**Exercise:**
Could you filter the listing for lines with the word "JSON" and return them?

**Data:**
BEGIN
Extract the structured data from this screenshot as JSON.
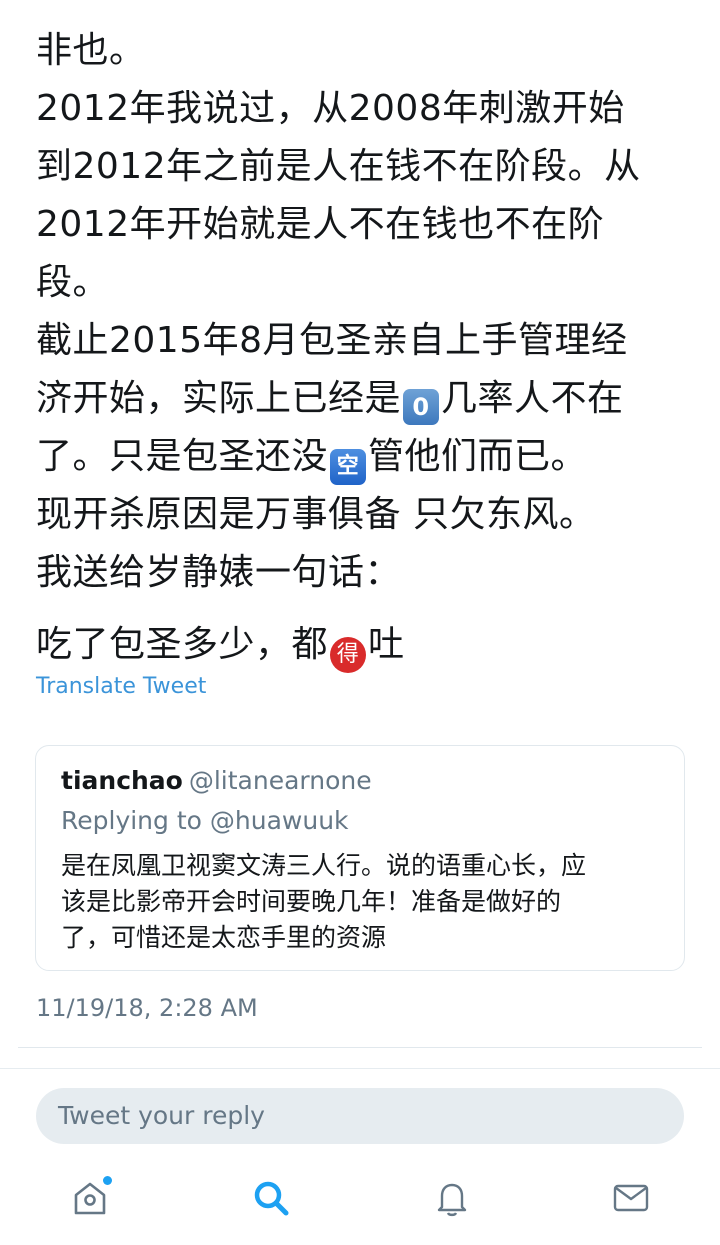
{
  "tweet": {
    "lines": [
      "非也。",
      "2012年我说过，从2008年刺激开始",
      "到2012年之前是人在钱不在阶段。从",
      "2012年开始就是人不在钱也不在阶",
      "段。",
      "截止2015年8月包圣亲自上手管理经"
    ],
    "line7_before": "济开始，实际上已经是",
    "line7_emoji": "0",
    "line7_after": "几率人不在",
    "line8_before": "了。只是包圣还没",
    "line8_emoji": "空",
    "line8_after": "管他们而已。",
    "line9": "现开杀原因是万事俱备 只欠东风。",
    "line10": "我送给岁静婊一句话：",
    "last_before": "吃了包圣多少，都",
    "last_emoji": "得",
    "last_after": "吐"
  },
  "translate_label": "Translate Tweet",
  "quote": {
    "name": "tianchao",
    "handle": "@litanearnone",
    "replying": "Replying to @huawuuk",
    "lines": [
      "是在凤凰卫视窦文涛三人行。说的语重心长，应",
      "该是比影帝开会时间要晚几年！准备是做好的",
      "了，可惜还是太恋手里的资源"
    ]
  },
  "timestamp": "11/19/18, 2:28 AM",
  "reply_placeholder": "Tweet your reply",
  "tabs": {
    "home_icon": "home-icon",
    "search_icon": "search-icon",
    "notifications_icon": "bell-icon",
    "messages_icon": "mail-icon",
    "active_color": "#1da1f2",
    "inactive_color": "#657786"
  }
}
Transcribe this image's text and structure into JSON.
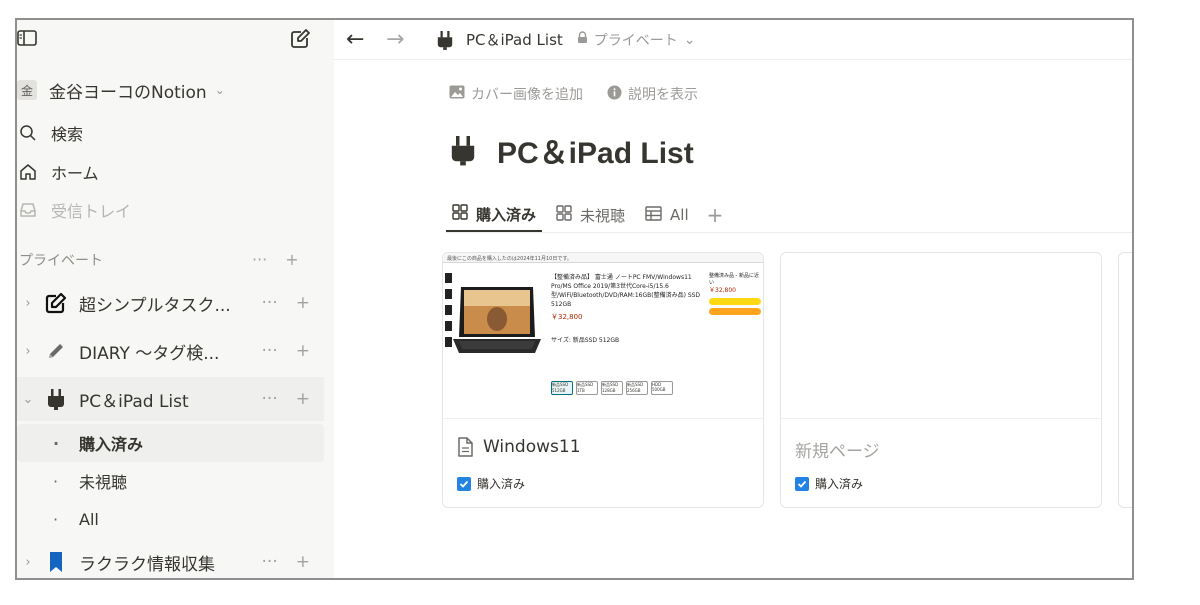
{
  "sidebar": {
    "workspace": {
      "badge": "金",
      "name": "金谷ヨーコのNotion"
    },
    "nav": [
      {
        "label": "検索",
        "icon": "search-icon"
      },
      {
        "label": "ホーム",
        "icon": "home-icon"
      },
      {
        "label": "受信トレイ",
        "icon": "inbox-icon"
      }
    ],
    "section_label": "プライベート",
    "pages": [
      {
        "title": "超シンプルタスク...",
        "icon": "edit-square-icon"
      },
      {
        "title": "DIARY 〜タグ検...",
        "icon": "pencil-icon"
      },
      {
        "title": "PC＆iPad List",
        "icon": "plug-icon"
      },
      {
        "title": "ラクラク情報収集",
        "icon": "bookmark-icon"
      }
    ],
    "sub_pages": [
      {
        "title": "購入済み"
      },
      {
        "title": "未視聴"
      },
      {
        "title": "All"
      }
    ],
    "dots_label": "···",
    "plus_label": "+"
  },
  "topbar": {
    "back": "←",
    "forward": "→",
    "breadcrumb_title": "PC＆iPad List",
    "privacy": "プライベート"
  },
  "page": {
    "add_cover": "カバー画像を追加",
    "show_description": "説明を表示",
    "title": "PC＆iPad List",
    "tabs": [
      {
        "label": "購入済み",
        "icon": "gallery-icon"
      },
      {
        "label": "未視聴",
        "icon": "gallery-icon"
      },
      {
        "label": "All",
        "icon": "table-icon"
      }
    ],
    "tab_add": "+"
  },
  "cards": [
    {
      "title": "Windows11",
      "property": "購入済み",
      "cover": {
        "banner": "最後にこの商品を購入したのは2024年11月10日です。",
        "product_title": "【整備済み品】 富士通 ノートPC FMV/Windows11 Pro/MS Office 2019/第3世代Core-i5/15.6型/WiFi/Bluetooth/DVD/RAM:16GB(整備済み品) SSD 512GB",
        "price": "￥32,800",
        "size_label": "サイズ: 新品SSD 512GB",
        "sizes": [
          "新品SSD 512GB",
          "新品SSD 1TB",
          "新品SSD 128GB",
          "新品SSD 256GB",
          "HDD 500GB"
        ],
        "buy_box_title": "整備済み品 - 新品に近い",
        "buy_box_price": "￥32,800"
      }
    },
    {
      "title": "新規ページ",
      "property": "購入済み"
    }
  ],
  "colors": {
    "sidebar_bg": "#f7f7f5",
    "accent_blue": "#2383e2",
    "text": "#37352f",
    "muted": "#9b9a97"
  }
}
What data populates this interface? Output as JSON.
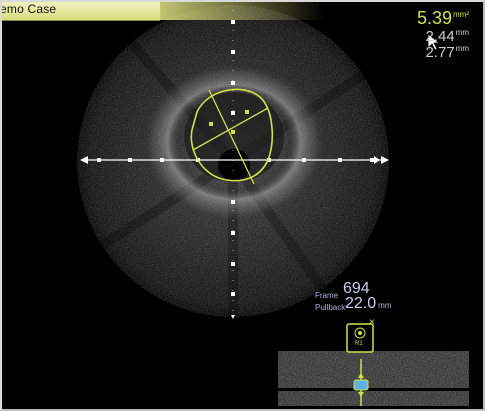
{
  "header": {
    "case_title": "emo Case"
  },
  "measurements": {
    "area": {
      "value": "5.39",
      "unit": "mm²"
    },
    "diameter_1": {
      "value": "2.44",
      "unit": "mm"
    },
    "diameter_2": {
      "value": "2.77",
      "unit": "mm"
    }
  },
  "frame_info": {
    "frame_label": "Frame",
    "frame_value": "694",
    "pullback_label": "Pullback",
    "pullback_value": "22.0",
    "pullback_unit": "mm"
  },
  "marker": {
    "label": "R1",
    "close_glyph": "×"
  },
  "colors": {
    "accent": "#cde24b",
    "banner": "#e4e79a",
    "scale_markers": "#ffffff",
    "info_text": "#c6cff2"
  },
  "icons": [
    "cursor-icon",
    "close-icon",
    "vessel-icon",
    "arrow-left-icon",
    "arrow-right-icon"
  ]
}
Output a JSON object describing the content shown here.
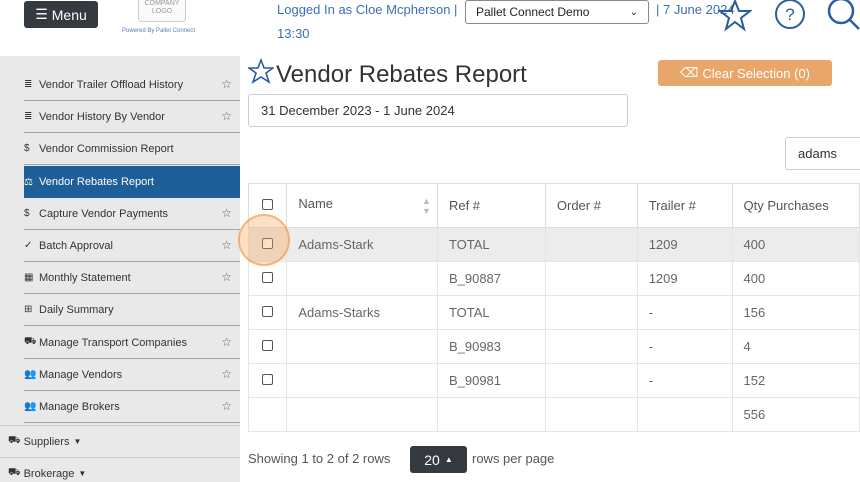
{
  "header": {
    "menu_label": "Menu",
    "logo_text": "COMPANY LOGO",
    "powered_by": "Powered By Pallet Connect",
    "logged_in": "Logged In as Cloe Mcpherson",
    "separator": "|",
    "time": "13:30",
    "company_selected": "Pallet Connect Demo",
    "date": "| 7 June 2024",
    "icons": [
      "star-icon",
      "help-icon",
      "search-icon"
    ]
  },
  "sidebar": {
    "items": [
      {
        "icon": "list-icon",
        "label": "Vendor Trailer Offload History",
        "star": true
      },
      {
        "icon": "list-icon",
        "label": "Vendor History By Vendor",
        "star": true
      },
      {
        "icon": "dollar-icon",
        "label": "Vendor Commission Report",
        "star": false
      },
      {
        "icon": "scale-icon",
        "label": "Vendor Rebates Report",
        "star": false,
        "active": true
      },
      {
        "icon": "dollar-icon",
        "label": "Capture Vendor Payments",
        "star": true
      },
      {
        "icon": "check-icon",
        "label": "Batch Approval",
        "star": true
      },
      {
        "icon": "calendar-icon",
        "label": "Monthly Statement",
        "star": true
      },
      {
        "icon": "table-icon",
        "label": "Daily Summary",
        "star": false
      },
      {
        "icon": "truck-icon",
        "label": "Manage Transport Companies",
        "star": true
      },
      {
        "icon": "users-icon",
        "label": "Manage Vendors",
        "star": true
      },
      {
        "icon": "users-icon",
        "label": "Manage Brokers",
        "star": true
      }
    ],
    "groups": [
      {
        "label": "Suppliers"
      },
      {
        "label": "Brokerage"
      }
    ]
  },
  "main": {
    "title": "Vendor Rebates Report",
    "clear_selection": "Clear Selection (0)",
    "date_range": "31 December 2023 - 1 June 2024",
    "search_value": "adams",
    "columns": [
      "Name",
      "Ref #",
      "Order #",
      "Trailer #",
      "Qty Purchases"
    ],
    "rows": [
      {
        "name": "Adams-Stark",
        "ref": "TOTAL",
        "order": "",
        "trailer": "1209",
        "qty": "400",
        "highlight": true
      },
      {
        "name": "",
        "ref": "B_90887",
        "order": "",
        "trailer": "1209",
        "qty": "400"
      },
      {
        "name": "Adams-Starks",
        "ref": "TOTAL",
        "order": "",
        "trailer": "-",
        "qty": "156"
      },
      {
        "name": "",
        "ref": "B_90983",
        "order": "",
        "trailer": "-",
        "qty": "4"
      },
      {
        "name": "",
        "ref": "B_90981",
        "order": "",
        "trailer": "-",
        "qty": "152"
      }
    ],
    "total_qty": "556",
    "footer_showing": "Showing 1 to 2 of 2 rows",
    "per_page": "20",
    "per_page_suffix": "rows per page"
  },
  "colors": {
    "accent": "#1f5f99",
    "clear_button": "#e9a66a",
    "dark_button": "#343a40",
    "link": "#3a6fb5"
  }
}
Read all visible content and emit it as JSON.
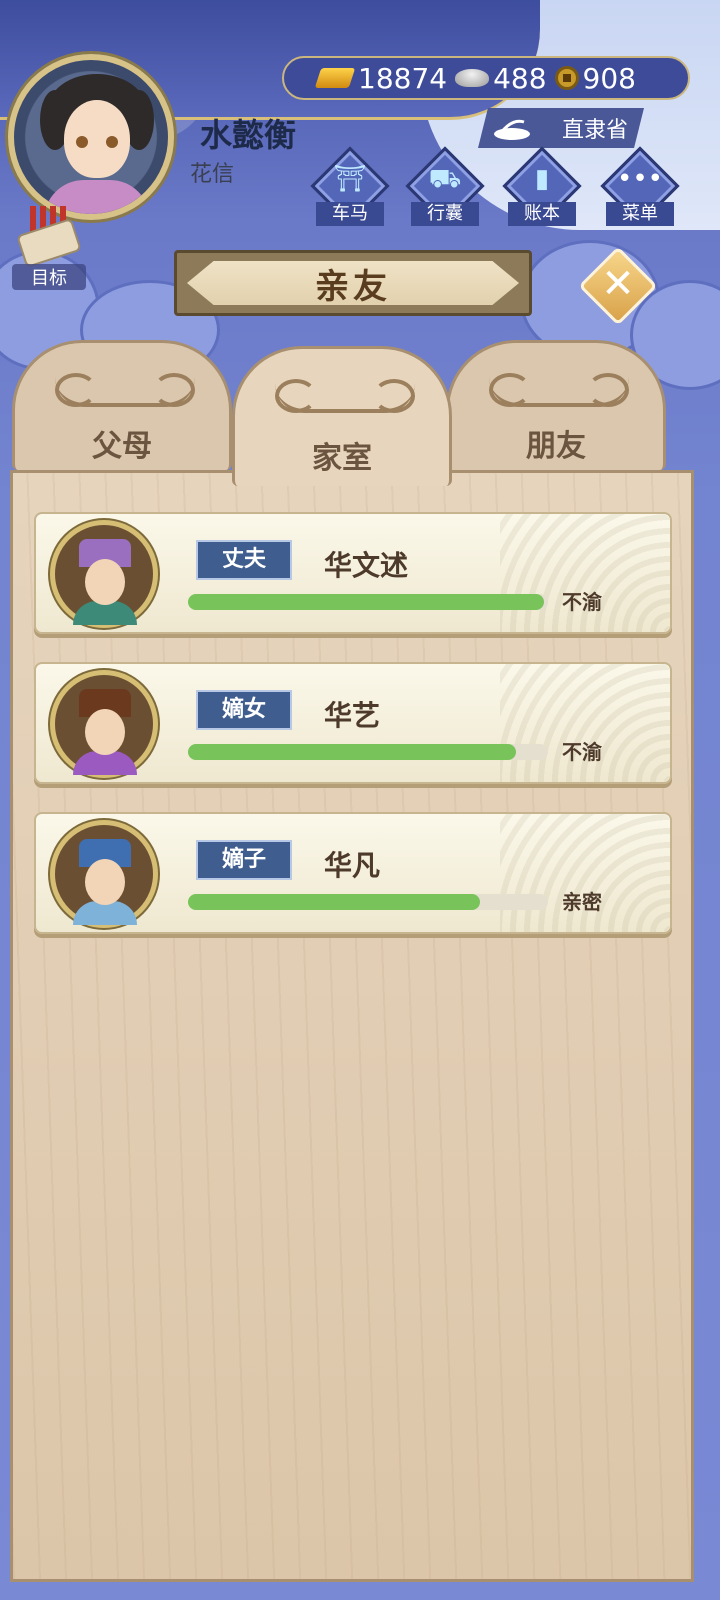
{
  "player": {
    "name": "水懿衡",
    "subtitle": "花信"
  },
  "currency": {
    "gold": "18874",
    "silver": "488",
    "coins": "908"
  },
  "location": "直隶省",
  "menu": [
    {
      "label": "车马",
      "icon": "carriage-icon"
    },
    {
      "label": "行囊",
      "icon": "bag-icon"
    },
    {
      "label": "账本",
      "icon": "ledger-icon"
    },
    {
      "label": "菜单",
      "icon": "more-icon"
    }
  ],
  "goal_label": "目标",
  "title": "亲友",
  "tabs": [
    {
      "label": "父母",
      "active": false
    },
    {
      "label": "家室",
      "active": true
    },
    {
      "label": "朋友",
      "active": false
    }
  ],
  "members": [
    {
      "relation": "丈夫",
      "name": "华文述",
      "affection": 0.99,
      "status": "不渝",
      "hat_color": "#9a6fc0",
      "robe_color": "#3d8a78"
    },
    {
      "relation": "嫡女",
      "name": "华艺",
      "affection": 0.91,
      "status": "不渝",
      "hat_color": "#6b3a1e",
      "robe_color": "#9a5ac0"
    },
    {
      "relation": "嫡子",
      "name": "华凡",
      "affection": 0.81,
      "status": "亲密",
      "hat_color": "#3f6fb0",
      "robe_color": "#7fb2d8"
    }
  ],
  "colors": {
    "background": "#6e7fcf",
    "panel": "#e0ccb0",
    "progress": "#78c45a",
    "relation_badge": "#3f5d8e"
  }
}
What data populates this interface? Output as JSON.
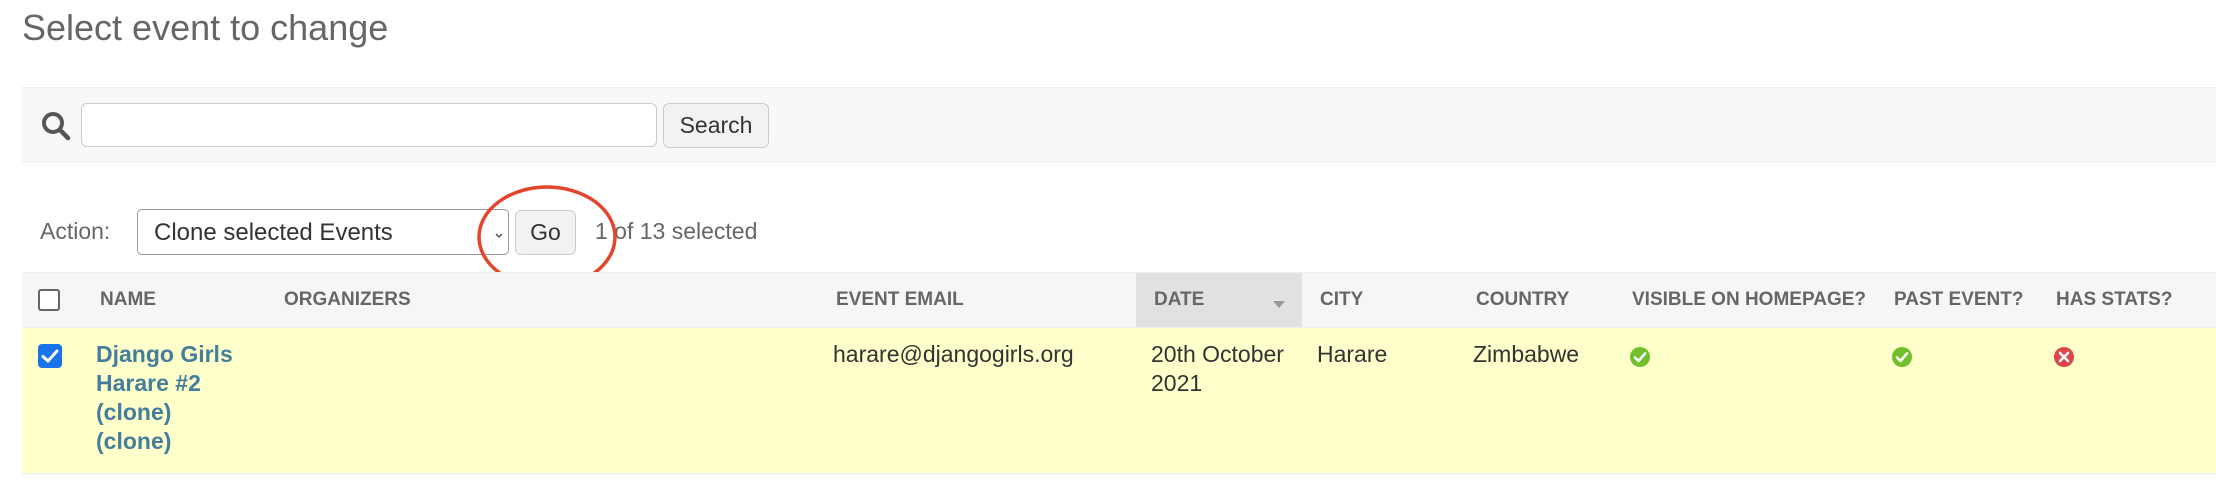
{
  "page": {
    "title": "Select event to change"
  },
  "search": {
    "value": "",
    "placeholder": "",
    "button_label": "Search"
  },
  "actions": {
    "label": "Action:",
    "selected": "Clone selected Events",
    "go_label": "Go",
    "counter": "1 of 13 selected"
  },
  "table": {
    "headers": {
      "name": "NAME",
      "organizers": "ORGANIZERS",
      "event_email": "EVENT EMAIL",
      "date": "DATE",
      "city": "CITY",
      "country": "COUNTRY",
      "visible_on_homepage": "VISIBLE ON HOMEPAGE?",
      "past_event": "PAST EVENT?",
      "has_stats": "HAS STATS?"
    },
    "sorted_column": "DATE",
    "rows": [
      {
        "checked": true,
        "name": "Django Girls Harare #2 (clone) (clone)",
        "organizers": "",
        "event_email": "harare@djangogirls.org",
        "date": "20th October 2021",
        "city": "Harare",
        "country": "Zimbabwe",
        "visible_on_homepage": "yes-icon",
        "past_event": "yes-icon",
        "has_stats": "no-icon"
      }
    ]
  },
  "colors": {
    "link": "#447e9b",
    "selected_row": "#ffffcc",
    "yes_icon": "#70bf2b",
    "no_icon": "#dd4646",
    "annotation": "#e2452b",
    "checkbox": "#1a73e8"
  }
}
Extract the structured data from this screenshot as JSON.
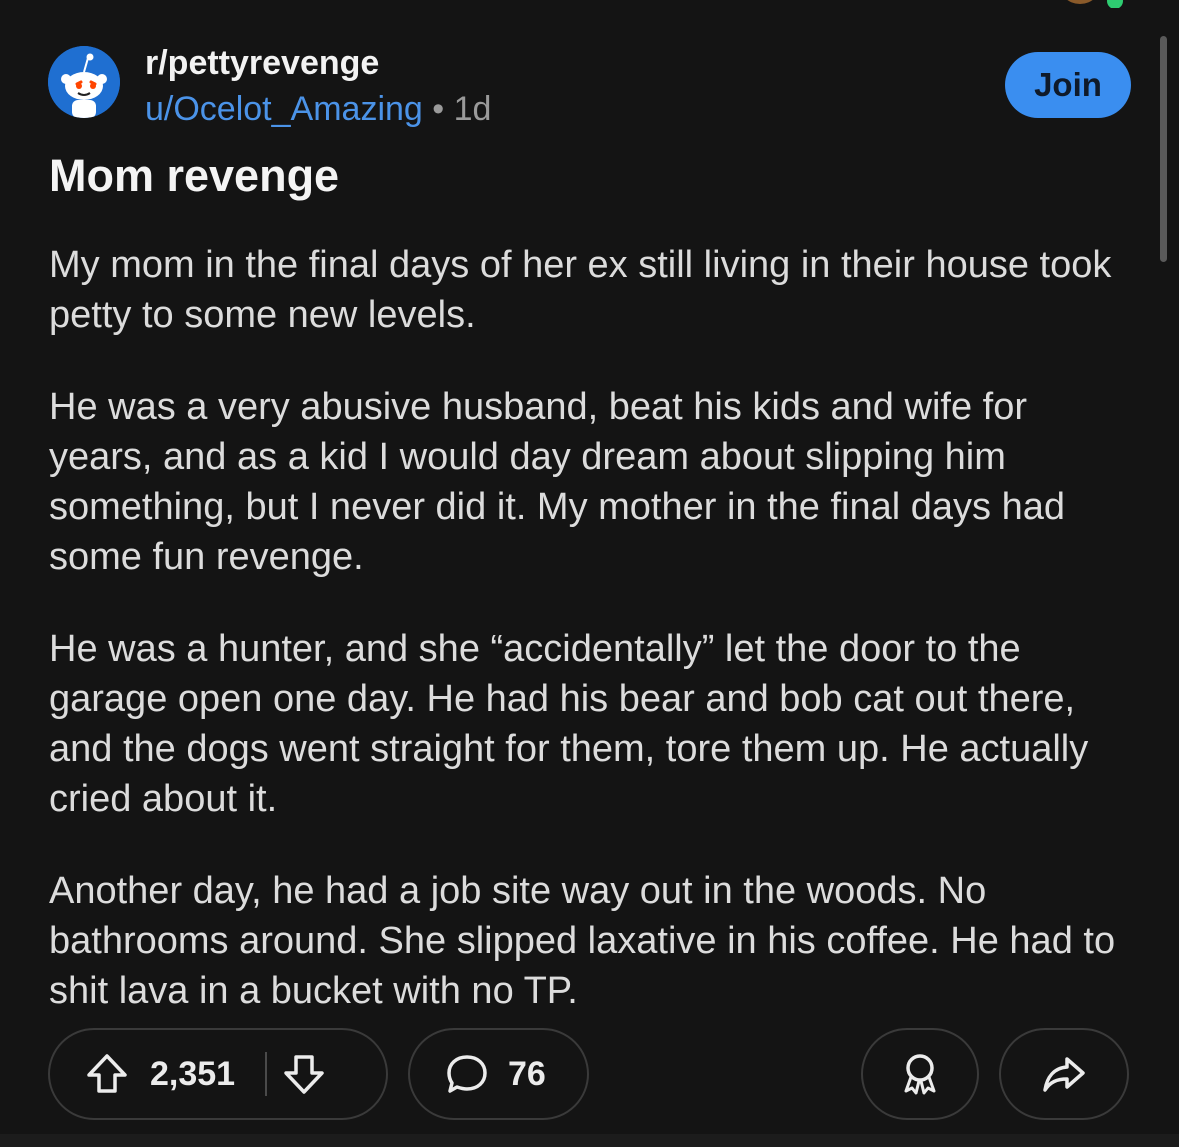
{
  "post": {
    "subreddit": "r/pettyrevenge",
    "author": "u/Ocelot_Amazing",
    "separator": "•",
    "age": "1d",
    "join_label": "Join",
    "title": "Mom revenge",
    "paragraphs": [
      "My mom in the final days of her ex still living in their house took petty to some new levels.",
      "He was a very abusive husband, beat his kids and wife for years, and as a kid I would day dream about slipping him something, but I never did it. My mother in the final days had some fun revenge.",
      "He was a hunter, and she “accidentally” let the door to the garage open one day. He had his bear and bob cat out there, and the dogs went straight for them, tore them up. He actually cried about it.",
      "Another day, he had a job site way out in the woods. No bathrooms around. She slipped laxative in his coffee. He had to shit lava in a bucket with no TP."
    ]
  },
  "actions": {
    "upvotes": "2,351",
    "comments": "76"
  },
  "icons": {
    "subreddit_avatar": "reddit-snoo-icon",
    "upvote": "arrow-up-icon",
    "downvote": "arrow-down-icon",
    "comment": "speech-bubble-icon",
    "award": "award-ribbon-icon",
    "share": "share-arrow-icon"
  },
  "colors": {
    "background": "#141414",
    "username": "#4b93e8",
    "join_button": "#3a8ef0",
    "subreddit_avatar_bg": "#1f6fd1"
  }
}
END
**Exercise solution:**
Extract the structured data from this screenshot as JSON.
Transcribe this image's text and structure into JSON.
What data populates this interface? Output as JSON.
Output a JSON object describing the content shown here.
Read all visible content and emit it as JSON.
What data populates this interface? Output as JSON.
Extract the structured data from this screenshot as JSON.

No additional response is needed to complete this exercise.